» Information given
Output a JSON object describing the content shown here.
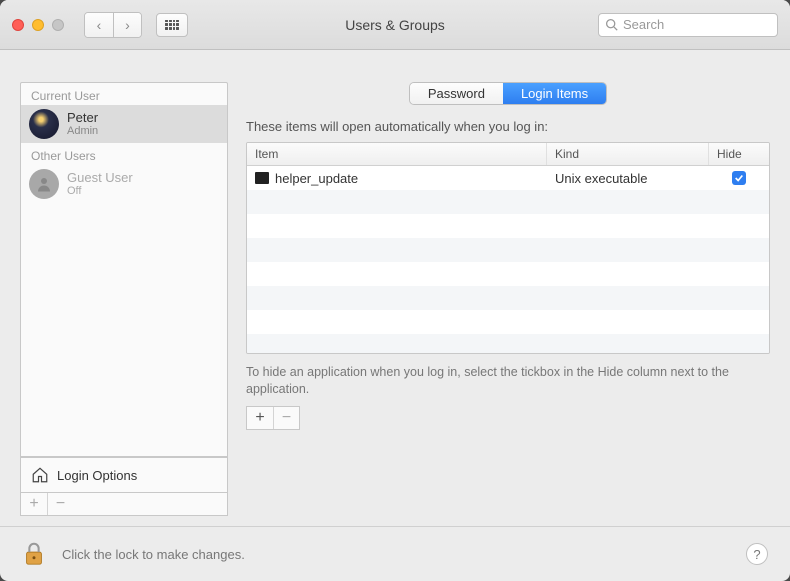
{
  "window": {
    "title": "Users & Groups",
    "search_placeholder": "Search"
  },
  "sidebar": {
    "current_label": "Current User",
    "other_label": "Other Users",
    "current_user": {
      "name": "Peter",
      "role": "Admin"
    },
    "other_users": [
      {
        "name": "Guest User",
        "status": "Off"
      }
    ],
    "login_options_label": "Login Options"
  },
  "tabs": {
    "password": "Password",
    "login_items": "Login Items",
    "active": "login_items"
  },
  "main": {
    "intro": "These items will open automatically when you log in:",
    "columns": {
      "item": "Item",
      "kind": "Kind",
      "hide": "Hide"
    },
    "rows": [
      {
        "item": "helper_update",
        "kind": "Unix executable",
        "hide": true
      }
    ],
    "hint": "To hide an application when you log in, select the tickbox in the Hide column next to the application."
  },
  "footer": {
    "lock_text": "Click the lock to make changes.",
    "help": "?"
  },
  "glyphs": {
    "plus": "+",
    "minus": "−",
    "back": "‹",
    "fwd": "›"
  }
}
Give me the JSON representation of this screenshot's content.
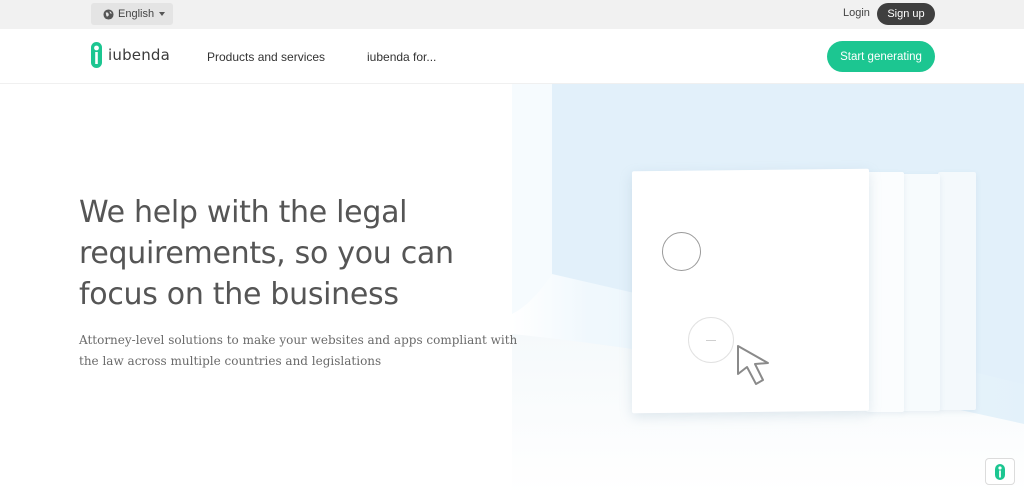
{
  "topbar": {
    "language": {
      "label": "English",
      "icon": "globe-icon"
    },
    "login_label": "Login",
    "signup_label": "Sign up"
  },
  "nav": {
    "logo_text": "iubenda",
    "items": [
      {
        "label": "Products and services"
      },
      {
        "label": "iubenda for..."
      }
    ],
    "cta_label": "Start generating"
  },
  "hero": {
    "title": "We help with the legal requirements, so you can focus on the business",
    "subtitle": "Attorney-level solutions to make your websites and apps compliant with the law across multiple countries and legislations"
  },
  "floating_button": {
    "icon": "iubenda-badge-icon"
  },
  "colors": {
    "brand_green": "#1cc691",
    "signup_bg": "#3f3f3f",
    "topbar_bg": "#f1f1f1",
    "hero_blue": "#e6f3fb"
  }
}
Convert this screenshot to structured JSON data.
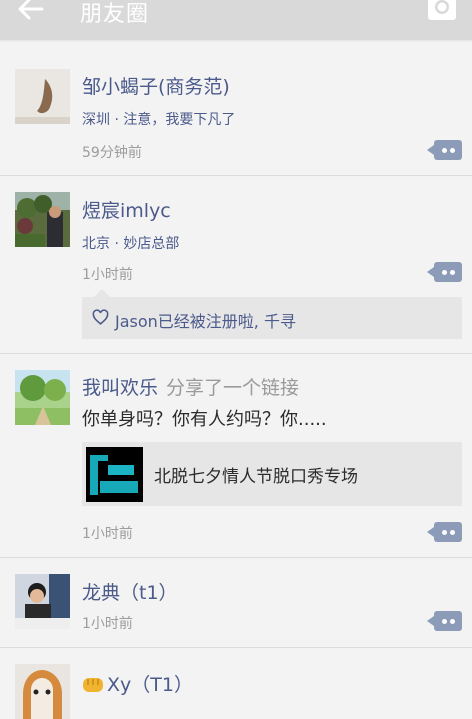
{
  "header": {
    "title": "朋友圈"
  },
  "posts": [
    {
      "name": "邹小蝎子(商务范)",
      "location": "深圳 · 注意，我要下凡了",
      "time": "59分钟前"
    },
    {
      "name": "煜宸imlyc",
      "location": "北京 · 妙店总部",
      "time": "1小时前",
      "likes": "Jason已经被注册啦, 千寻"
    },
    {
      "name": "我叫欢乐",
      "share_note": "分享了一个链接",
      "text": "你单身吗？你有人约吗？你.....",
      "link_title": "北脱七夕情人节脱口秀专场",
      "time": "1小时前"
    },
    {
      "name": "龙典（t1）",
      "time": "1小时前"
    },
    {
      "name": "Xy（T1）"
    }
  ],
  "icons": {
    "back": "arrow-left-icon",
    "camera": "camera-icon",
    "comment": "comment-ellipsis-icon",
    "like": "heart-outline-icon",
    "emoji": "fist-emoji-icon"
  },
  "colors": {
    "name": "#4b5a8b",
    "topbar": "#d9d9d9",
    "comment_button": "#8c9bb8"
  }
}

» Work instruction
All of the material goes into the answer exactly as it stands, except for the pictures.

» Reply
Output a JSON object describing the content shown here.
{
  "window": {
    "title": "Users & Groups",
    "search_placeholder": "Search"
  },
  "sidebar": {
    "current_label": "Current User",
    "other_label": "Other Users",
    "current_user": {
      "name": "Peter",
      "role": "Admin"
    },
    "other_users": [
      {
        "name": "Guest User",
        "status": "Off"
      }
    ],
    "login_options_label": "Login Options"
  },
  "tabs": {
    "password": "Password",
    "login_items": "Login Items",
    "active": "login_items"
  },
  "main": {
    "intro": "These items will open automatically when you log in:",
    "columns": {
      "item": "Item",
      "kind": "Kind",
      "hide": "Hide"
    },
    "rows": [
      {
        "item": "helper_update",
        "kind": "Unix executable",
        "hide": true
      }
    ],
    "hint": "To hide an application when you log in, select the tickbox in the Hide column next to the application."
  },
  "footer": {
    "lock_text": "Click the lock to make changes.",
    "help": "?"
  },
  "glyphs": {
    "plus": "+",
    "minus": "−",
    "back": "‹",
    "fwd": "›"
  }
}
Give me the JSON representation of this screenshot's content.
{
  "topbar": {
    "language": {
      "label": "English",
      "icon": "globe-icon"
    },
    "login_label": "Login",
    "signup_label": "Sign up"
  },
  "nav": {
    "logo_text": "iubenda",
    "items": [
      {
        "label": "Products and services"
      },
      {
        "label": "iubenda for..."
      }
    ],
    "cta_label": "Start generating"
  },
  "hero": {
    "title": "We help with the legal requirements, so you can focus on the business",
    "subtitle": "Attorney-level solutions to make your websites and apps compliant with the law across multiple countries and legislations"
  },
  "floating_button": {
    "icon": "iubenda-badge-icon"
  },
  "colors": {
    "brand_green": "#1cc691",
    "signup_bg": "#3f3f3f",
    "topbar_bg": "#f1f1f1",
    "hero_blue": "#e6f3fb"
  }
}
Convert this screenshot to structured JSON data.
{
  "header": {
    "title": "朋友圈"
  },
  "posts": [
    {
      "name": "邹小蝎子(商务范)",
      "location": "深圳 · 注意，我要下凡了",
      "time": "59分钟前"
    },
    {
      "name": "煜宸imlyc",
      "location": "北京 · 妙店总部",
      "time": "1小时前",
      "likes": "Jason已经被注册啦, 千寻"
    },
    {
      "name": "我叫欢乐",
      "share_note": "分享了一个链接",
      "text": "你单身吗？你有人约吗？你.....",
      "link_title": "北脱七夕情人节脱口秀专场",
      "time": "1小时前"
    },
    {
      "name": "龙典（t1）",
      "time": "1小时前"
    },
    {
      "name": "Xy（T1）"
    }
  ],
  "icons": {
    "back": "arrow-left-icon",
    "camera": "camera-icon",
    "comment": "comment-ellipsis-icon",
    "like": "heart-outline-icon",
    "emoji": "fist-emoji-icon"
  },
  "colors": {
    "name": "#4b5a8b",
    "topbar": "#d9d9d9",
    "comment_button": "#8c9bb8"
  }
}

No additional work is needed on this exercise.